--- START ---

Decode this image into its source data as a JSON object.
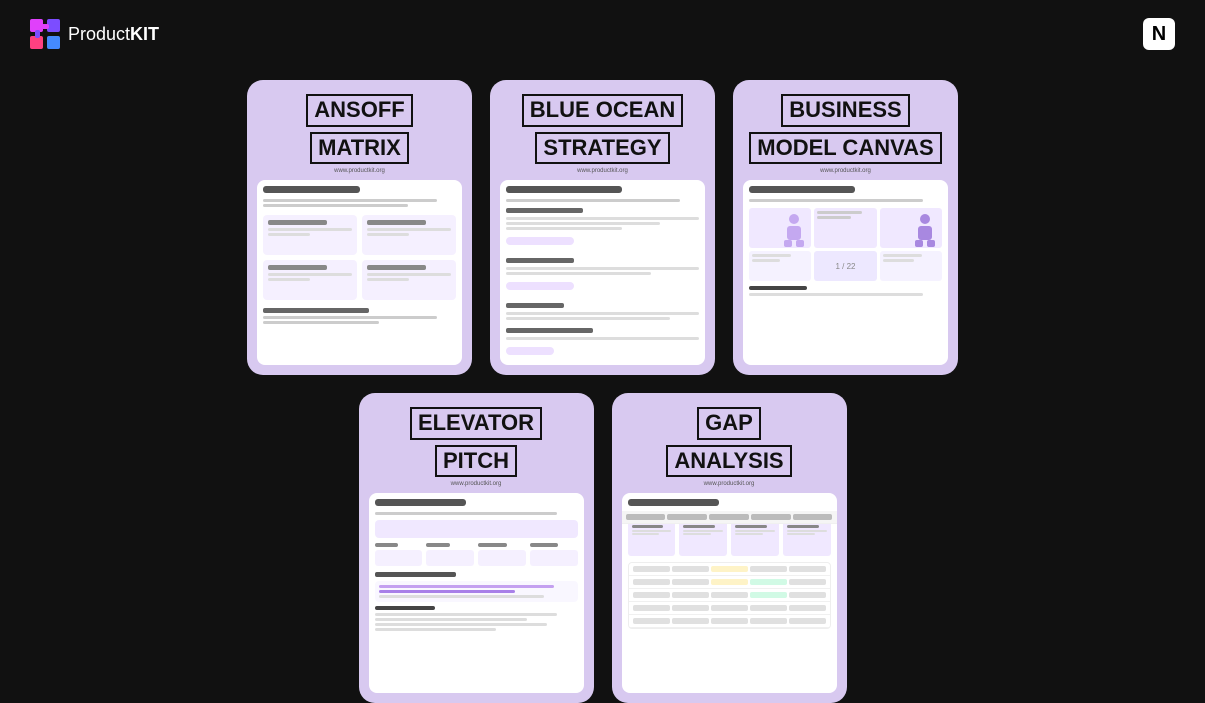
{
  "header": {
    "logo_text_normal": "Product",
    "logo_text_bold": "KIT",
    "notion_label": "N"
  },
  "cards": {
    "row1": [
      {
        "id": "ansoff-matrix",
        "title_line1": "ANSOFF",
        "title_line2": "MATRIX",
        "url": "www.productkit.org",
        "aria": "Ansoff Matrix card"
      },
      {
        "id": "blue-ocean-strategy",
        "title_line1": "BLUE OCEAN",
        "title_line2": "STRATEGY",
        "url": "www.productkit.org",
        "aria": "Blue Ocean Strategy card"
      },
      {
        "id": "business-model-canvas",
        "title_line1": "BUSINESS",
        "title_line2": "MODEL CANVAS",
        "url": "www.productkit.org",
        "aria": "Business Model Canvas card"
      }
    ],
    "row2": [
      {
        "id": "elevator-pitch",
        "title_line1": "ELEVATOR",
        "title_line2": "PITCH",
        "url": "www.productkit.org",
        "aria": "Elevator Pitch card"
      },
      {
        "id": "gap-analysis",
        "title_line1": "GAP",
        "title_line2": "ANALYSIS",
        "url": "www.productkit.org",
        "aria": "Gap Analysis card"
      }
    ]
  }
}
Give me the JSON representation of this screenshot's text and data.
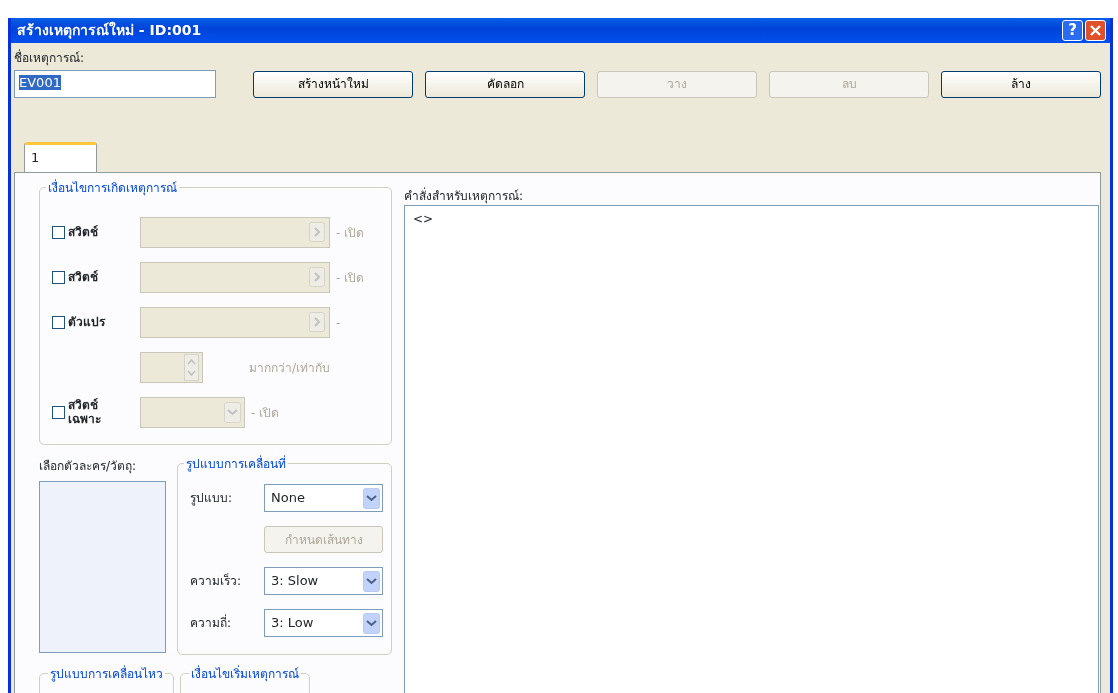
{
  "window": {
    "title": "สร้างเหตุการณ์ใหม่ - ID:001",
    "help": "?"
  },
  "event_name": {
    "label": "ชื่อเหตุการณ์:",
    "value": "EV001",
    "selected": true
  },
  "buttons": [
    {
      "label": "สร้างหน้าใหม่",
      "disabled": false
    },
    {
      "label": "คัดลอก",
      "disabled": false
    },
    {
      "label": "วาง",
      "disabled": true
    },
    {
      "label": "ลบ",
      "disabled": true
    },
    {
      "label": "ล้าง",
      "disabled": false
    }
  ],
  "tabs": [
    {
      "label": "1",
      "selected": true
    }
  ],
  "conditions": {
    "title": "เงื่อนไขการเกิดเหตุการณ์",
    "rows": [
      {
        "kind": "picker",
        "label": "สวิตช์",
        "checked": false,
        "suffix": "- เปิด"
      },
      {
        "kind": "picker",
        "label": "สวิตช์",
        "checked": false,
        "suffix": "- เปิด"
      },
      {
        "kind": "picker",
        "label": "ตัวแปร",
        "checked": false,
        "suffix": "-"
      },
      {
        "kind": "spinner",
        "suffix": "มากกว่า/เท่ากับ"
      },
      {
        "kind": "dropdown",
        "label": "สวิตช์ เฉพาะ",
        "checked": false,
        "suffix": "- เปิด"
      }
    ]
  },
  "character_select": {
    "label": "เลือกตัวละคร/วัตถุ:"
  },
  "movement": {
    "title": "รูปแบบการเคลื่อนที่",
    "rows": [
      {
        "kind": "select",
        "label": "รูปแบบ:",
        "value": "None"
      },
      {
        "kind": "button",
        "label": "กำหนดเส้นทาง",
        "disabled": true
      },
      {
        "kind": "select",
        "label": "ความเร็ว:",
        "value": "3: Slow"
      },
      {
        "kind": "select",
        "label": "ความถี่:",
        "value": "3: Low"
      }
    ]
  },
  "bottom_groups": [
    {
      "title": "รูปแบบการเคลื่อนไหว"
    },
    {
      "title": "เงื่อนไขเริ่มเหตุการณ์"
    }
  ],
  "commands": {
    "label": "คำสั่งสำหรับเหตุการณ์:",
    "value": "<>"
  }
}
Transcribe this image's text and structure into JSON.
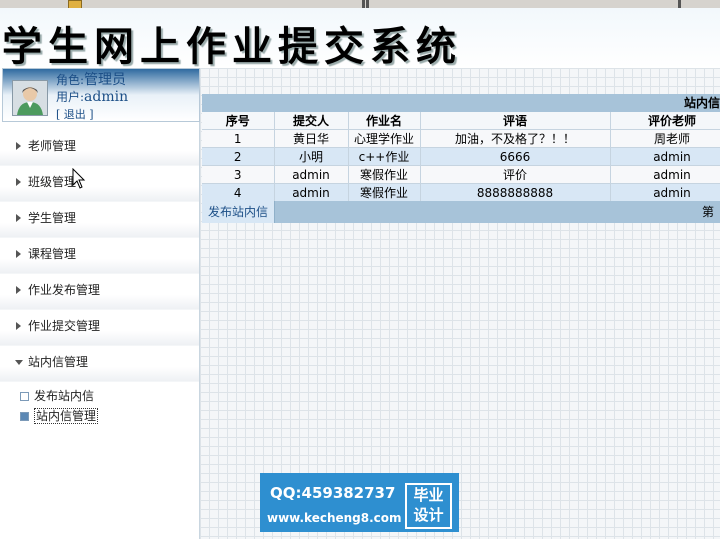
{
  "banner": {
    "title": "学生网上作业提交系统"
  },
  "user": {
    "role_label": "角色:",
    "role_value": "管理员",
    "user_label": "用户:",
    "user_value": "admin",
    "logout": "[ 退出 ]"
  },
  "menu": {
    "items": [
      {
        "label": "老师管理"
      },
      {
        "label": "班级管理"
      },
      {
        "label": "学生管理"
      },
      {
        "label": "课程管理"
      },
      {
        "label": "作业发布管理"
      },
      {
        "label": "作业提交管理"
      },
      {
        "label": "站内信管理"
      }
    ],
    "sub": [
      {
        "label": "发布站内信"
      },
      {
        "label": "站内信管理"
      }
    ]
  },
  "panel": {
    "title": "站内信",
    "columns": [
      "序号",
      "提交人",
      "作业名",
      "评语",
      "评价老师"
    ],
    "rows": [
      [
        "1",
        "黄日华",
        "心理学作业",
        "加油，不及格了？！！",
        "周老师"
      ],
      [
        "2",
        "小明",
        "c++作业",
        "6666",
        "admin"
      ],
      [
        "3",
        "admin",
        "寒假作业",
        "评价",
        "admin"
      ],
      [
        "4",
        "admin",
        "寒假作业",
        "8888888888",
        "admin"
      ]
    ],
    "footer_button": "发布站内信",
    "footer_page": "第"
  },
  "watermark": {
    "qq": "QQ:459382737",
    "site": "www.kecheng8.com",
    "badge_line1": "毕业",
    "badge_line2": "设计"
  },
  "colors": {
    "header_bar": "#a7c3d9",
    "row_alt": "#d8e7f5",
    "link": "#1c4f87",
    "watermark_bg": "#2e8fd0"
  }
}
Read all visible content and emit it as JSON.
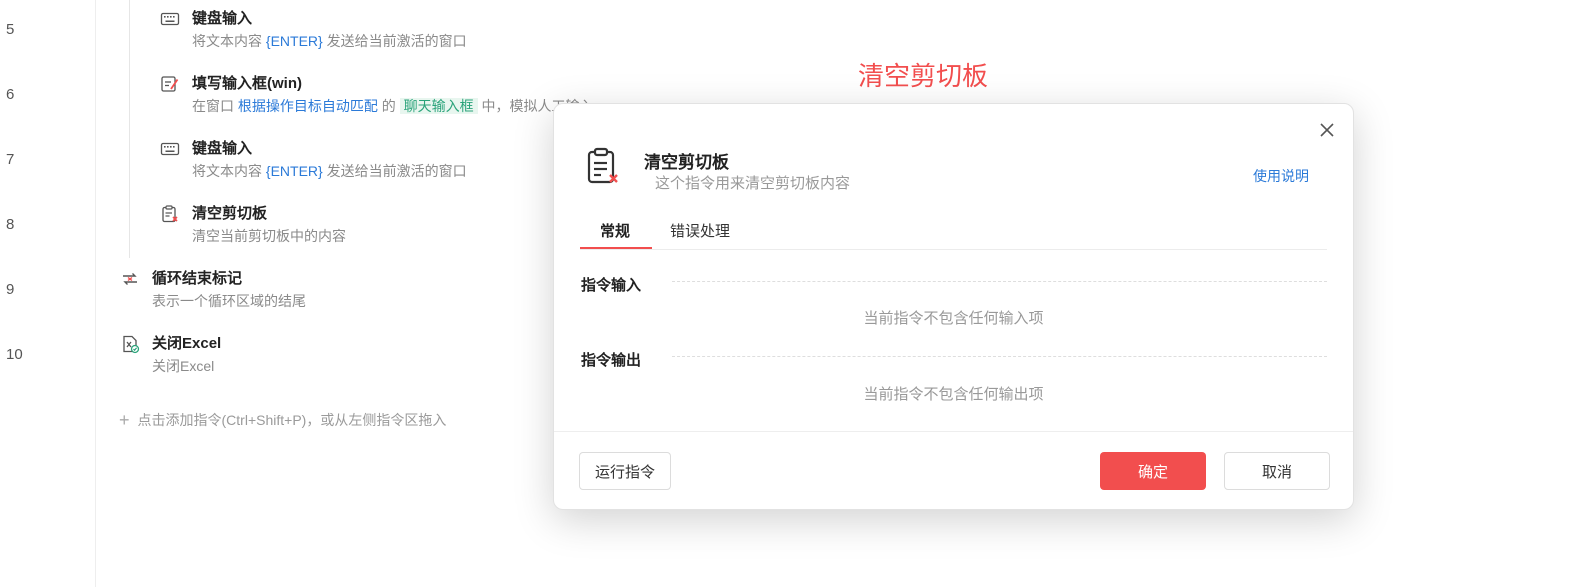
{
  "line_numbers": [
    "5",
    "6",
    "7",
    "8",
    "9",
    "10"
  ],
  "steps": [
    {
      "icon": "keyboard-icon",
      "title": "键盘输入",
      "desc": [
        {
          "t": "将文本内容 ",
          "s": "plain"
        },
        {
          "t": "{ENTER}",
          "s": "blue"
        },
        {
          "t": " 发送给当前激活的窗口",
          "s": "plain"
        }
      ]
    },
    {
      "icon": "fill-input-icon",
      "title": "填写输入框(win)",
      "desc": [
        {
          "t": "在窗口 ",
          "s": "plain"
        },
        {
          "t": "根据操作目标自动匹配",
          "s": "blue"
        },
        {
          "t": " 的 ",
          "s": "plain"
        },
        {
          "t": "聊天输入框",
          "s": "green"
        },
        {
          "t": " 中，模拟人工输入 ",
          "s": "plain"
        }
      ]
    },
    {
      "icon": "keyboard-icon",
      "title": "键盘输入",
      "desc": [
        {
          "t": "将文本内容 ",
          "s": "plain"
        },
        {
          "t": "{ENTER}",
          "s": "blue"
        },
        {
          "t": " 发送给当前激活的窗口",
          "s": "plain"
        }
      ]
    },
    {
      "icon": "clear-clipboard-icon",
      "title": "清空剪切板",
      "desc": [
        {
          "t": "清空当前剪切板中的内容",
          "s": "plain"
        }
      ]
    },
    {
      "icon": "loop-end-icon",
      "title": "循环结束标记",
      "desc": [
        {
          "t": "表示一个循环区域的结尾",
          "s": "plain"
        }
      ]
    },
    {
      "icon": "close-excel-icon",
      "title": "关闭Excel",
      "desc": [
        {
          "t": "关闭Excel",
          "s": "plain"
        }
      ]
    }
  ],
  "add_command": "点击添加指令(Ctrl+Shift+P)，或从左侧指令区拖入",
  "overlay_caption": "清空剪切板",
  "dialog": {
    "title": "清空剪切板",
    "subtitle": "这个指令用来清空剪切板内容",
    "help_link": "使用说明",
    "tabs": [
      "常规",
      "错误处理"
    ],
    "active_tab": "常规",
    "input_section": "指令输入",
    "input_empty": "当前指令不包含任何输入项",
    "output_section": "指令输出",
    "output_empty": "当前指令不包含任何输出项",
    "run_button": "运行指令",
    "ok_button": "确定",
    "cancel_button": "取消"
  },
  "colors": {
    "accent": "#f24e4e",
    "link": "#2b7ad8",
    "token_green": "#2aa37a"
  }
}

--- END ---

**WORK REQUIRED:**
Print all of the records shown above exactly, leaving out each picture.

**OUTPUT OF THE TASK:**
Decode this image into its source data as a JSON object.
{
  "header": {
    "logo_text_normal": "Product",
    "logo_text_bold": "KIT",
    "notion_label": "N"
  },
  "cards": {
    "row1": [
      {
        "id": "ansoff-matrix",
        "title_line1": "ANSOFF",
        "title_line2": "MATRIX",
        "url": "www.productkit.org",
        "aria": "Ansoff Matrix card"
      },
      {
        "id": "blue-ocean-strategy",
        "title_line1": "BLUE OCEAN",
        "title_line2": "STRATEGY",
        "url": "www.productkit.org",
        "aria": "Blue Ocean Strategy card"
      },
      {
        "id": "business-model-canvas",
        "title_line1": "BUSINESS",
        "title_line2": "MODEL CANVAS",
        "url": "www.productkit.org",
        "aria": "Business Model Canvas card"
      }
    ],
    "row2": [
      {
        "id": "elevator-pitch",
        "title_line1": "ELEVATOR",
        "title_line2": "PITCH",
        "url": "www.productkit.org",
        "aria": "Elevator Pitch card"
      },
      {
        "id": "gap-analysis",
        "title_line1": "GAP",
        "title_line2": "ANALYSIS",
        "url": "www.productkit.org",
        "aria": "Gap Analysis card"
      }
    ]
  }
}
Give me the JSON representation of this screenshot's text and data.
{
  "window": {
    "title": "สร้างเหตุการณ์ใหม่ - ID:001",
    "help": "?"
  },
  "event_name": {
    "label": "ชื่อเหตุการณ์:",
    "value": "EV001",
    "selected": true
  },
  "buttons": [
    {
      "label": "สร้างหน้าใหม่",
      "disabled": false
    },
    {
      "label": "คัดลอก",
      "disabled": false
    },
    {
      "label": "วาง",
      "disabled": true
    },
    {
      "label": "ลบ",
      "disabled": true
    },
    {
      "label": "ล้าง",
      "disabled": false
    }
  ],
  "tabs": [
    {
      "label": "1",
      "selected": true
    }
  ],
  "conditions": {
    "title": "เงื่อนไขการเกิดเหตุการณ์",
    "rows": [
      {
        "kind": "picker",
        "label": "สวิตช์",
        "checked": false,
        "suffix": "- เปิด"
      },
      {
        "kind": "picker",
        "label": "สวิตช์",
        "checked": false,
        "suffix": "- เปิด"
      },
      {
        "kind": "picker",
        "label": "ตัวแปร",
        "checked": false,
        "suffix": "-"
      },
      {
        "kind": "spinner",
        "suffix": "มากกว่า/เท่ากับ"
      },
      {
        "kind": "dropdown",
        "label": "สวิตช์ เฉพาะ",
        "checked": false,
        "suffix": "- เปิด"
      }
    ]
  },
  "character_select": {
    "label": "เลือกตัวละคร/วัตถุ:"
  },
  "movement": {
    "title": "รูปแบบการเคลื่อนที่",
    "rows": [
      {
        "kind": "select",
        "label": "รูปแบบ:",
        "value": "None"
      },
      {
        "kind": "button",
        "label": "กำหนดเส้นทาง",
        "disabled": true
      },
      {
        "kind": "select",
        "label": "ความเร็ว:",
        "value": "3: Slow"
      },
      {
        "kind": "select",
        "label": "ความถี่:",
        "value": "3: Low"
      }
    ]
  },
  "bottom_groups": [
    {
      "title": "รูปแบบการเคลื่อนไหว"
    },
    {
      "title": "เงื่อนไขเริ่มเหตุการณ์"
    }
  ],
  "commands": {
    "label": "คำสั่งสำหรับเหตุการณ์:",
    "value": "<>"
  }
}
Transcribe this image's text and structure into JSON.
{
  "banner": {
    "title": "学生网上作业提交系统"
  },
  "user": {
    "role_label": "角色:",
    "role_value": "管理员",
    "user_label": "用户:",
    "user_value": "admin",
    "logout": "[ 退出 ]"
  },
  "menu": {
    "items": [
      {
        "label": "老师管理"
      },
      {
        "label": "班级管理"
      },
      {
        "label": "学生管理"
      },
      {
        "label": "课程管理"
      },
      {
        "label": "作业发布管理"
      },
      {
        "label": "作业提交管理"
      },
      {
        "label": "站内信管理"
      }
    ],
    "sub": [
      {
        "label": "发布站内信"
      },
      {
        "label": "站内信管理"
      }
    ]
  },
  "panel": {
    "title": "站内信",
    "columns": [
      "序号",
      "提交人",
      "作业名",
      "评语",
      "评价老师"
    ],
    "rows": [
      [
        "1",
        "黄日华",
        "心理学作业",
        "加油，不及格了？！！",
        "周老师"
      ],
      [
        "2",
        "小明",
        "c++作业",
        "6666",
        "admin"
      ],
      [
        "3",
        "admin",
        "寒假作业",
        "评价",
        "admin"
      ],
      [
        "4",
        "admin",
        "寒假作业",
        "8888888888",
        "admin"
      ]
    ],
    "footer_button": "发布站内信",
    "footer_page": "第"
  },
  "watermark": {
    "qq": "QQ:459382737",
    "site": "www.kecheng8.com",
    "badge_line1": "毕业",
    "badge_line2": "设计"
  },
  "colors": {
    "header_bar": "#a7c3d9",
    "row_alt": "#d8e7f5",
    "link": "#1c4f87",
    "watermark_bg": "#2e8fd0"
  }
}
Read all visible content and emit it as JSON.
{
  "line_numbers": [
    "5",
    "6",
    "7",
    "8",
    "9",
    "10"
  ],
  "steps": [
    {
      "icon": "keyboard-icon",
      "title": "键盘输入",
      "desc": [
        {
          "t": "将文本内容 ",
          "s": "plain"
        },
        {
          "t": "{ENTER}",
          "s": "blue"
        },
        {
          "t": " 发送给当前激活的窗口",
          "s": "plain"
        }
      ]
    },
    {
      "icon": "fill-input-icon",
      "title": "填写输入框(win)",
      "desc": [
        {
          "t": "在窗口 ",
          "s": "plain"
        },
        {
          "t": "根据操作目标自动匹配",
          "s": "blue"
        },
        {
          "t": " 的 ",
          "s": "plain"
        },
        {
          "t": "聊天输入框",
          "s": "green"
        },
        {
          "t": " 中，模拟人工输入 ",
          "s": "plain"
        }
      ]
    },
    {
      "icon": "keyboard-icon",
      "title": "键盘输入",
      "desc": [
        {
          "t": "将文本内容 ",
          "s": "plain"
        },
        {
          "t": "{ENTER}",
          "s": "blue"
        },
        {
          "t": " 发送给当前激活的窗口",
          "s": "plain"
        }
      ]
    },
    {
      "icon": "clear-clipboard-icon",
      "title": "清空剪切板",
      "desc": [
        {
          "t": "清空当前剪切板中的内容",
          "s": "plain"
        }
      ]
    },
    {
      "icon": "loop-end-icon",
      "title": "循环结束标记",
      "desc": [
        {
          "t": "表示一个循环区域的结尾",
          "s": "plain"
        }
      ]
    },
    {
      "icon": "close-excel-icon",
      "title": "关闭Excel",
      "desc": [
        {
          "t": "关闭Excel",
          "s": "plain"
        }
      ]
    }
  ],
  "add_command": "点击添加指令(Ctrl+Shift+P)，或从左侧指令区拖入",
  "overlay_caption": "清空剪切板",
  "dialog": {
    "title": "清空剪切板",
    "subtitle": "这个指令用来清空剪切板内容",
    "help_link": "使用说明",
    "tabs": [
      "常规",
      "错误处理"
    ],
    "active_tab": "常规",
    "input_section": "指令输入",
    "input_empty": "当前指令不包含任何输入项",
    "output_section": "指令输出",
    "output_empty": "当前指令不包含任何输出项",
    "run_button": "运行指令",
    "ok_button": "确定",
    "cancel_button": "取消"
  },
  "colors": {
    "accent": "#f24e4e",
    "link": "#2b7ad8",
    "token_green": "#2aa37a"
  }
}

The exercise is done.